The conventional wisdom about fast food is that people eat it when they can’t afford something better (and healthier). However, this report suggests this wisdom is not necessarily true. For example:

  • Higher income equates to more fast food: The more money we have or make, the more likely we are to eat fast food on any given day. For example, about 32 percent of people who earn less than 130 percent of the federal poverty level eat fast food daily. However, over 36 percent of middle-income families (earn between 130 – 350 percent) purchase fast food daily, while 42 percent of people with incomes above 350 percent consume fast food daily.

This finding is interesting because healthier food can cost a bit more than fast food, and yet, regardless of having the ability to pay for more expensive, healthier food, we often elect the more convenient food that is available at our finger tips (often using the drive through). Additionally, with our younger population consuming more fast food compared to older generations, younger families (and their children) will be more likely to establish unhealthy eating habits – creating health issues later in life (obesity, heart disease, dementia, etc.). The intake of calories, fat, and sodium eventually adversely affects our health in many different ways.

Iowa Youth Obesity Rate is High

Another report recently released by The National Survey of Children’s Health compares the obesity rates of children (ages 10 to 17) for all 50 states.

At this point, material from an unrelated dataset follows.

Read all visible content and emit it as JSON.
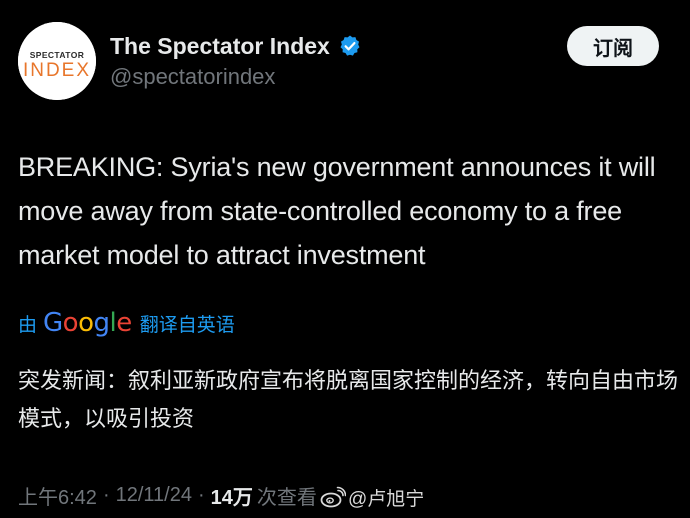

Almost 18 percent of our youth in Iowa are obese, ranking our state as the 10th highest state for youth obesity. Iowa’s white (non-Hispanic) youth are significantly higher than the national rate.

The implications of having overweight and/or obese youth present future challenges to our state. For one, employers desire to have healthy and productive employees in their workplaces, and having unhealthy employees will continue to leverage up their health insurance costs due to higher healthcare usage. No one wants a poor quality of life, but often this is a result of the choices and habits that have been established much earlier in our lives.

Per a recent Harvard T.H. Chan School of Public Health report, we are still trying to come to terms with the dietary fat we consume – fat that is good and fat that is bad.

This much we know. Establishing a habit based on mere convenience may not be the smart choice we should make for ourselves, individually – or as a society.

Now, where did I put my channel changer…

To stay abreast of employee benefits and healthcare issues, we invite you to subscribe to our blog.

*NOTE: For this survey, fast food was broadly defined as any item obtained from a “fast food/pizza” establishment. It is possible that some people may interpret fast food differently from one another – e.g. takeout sushi, etc.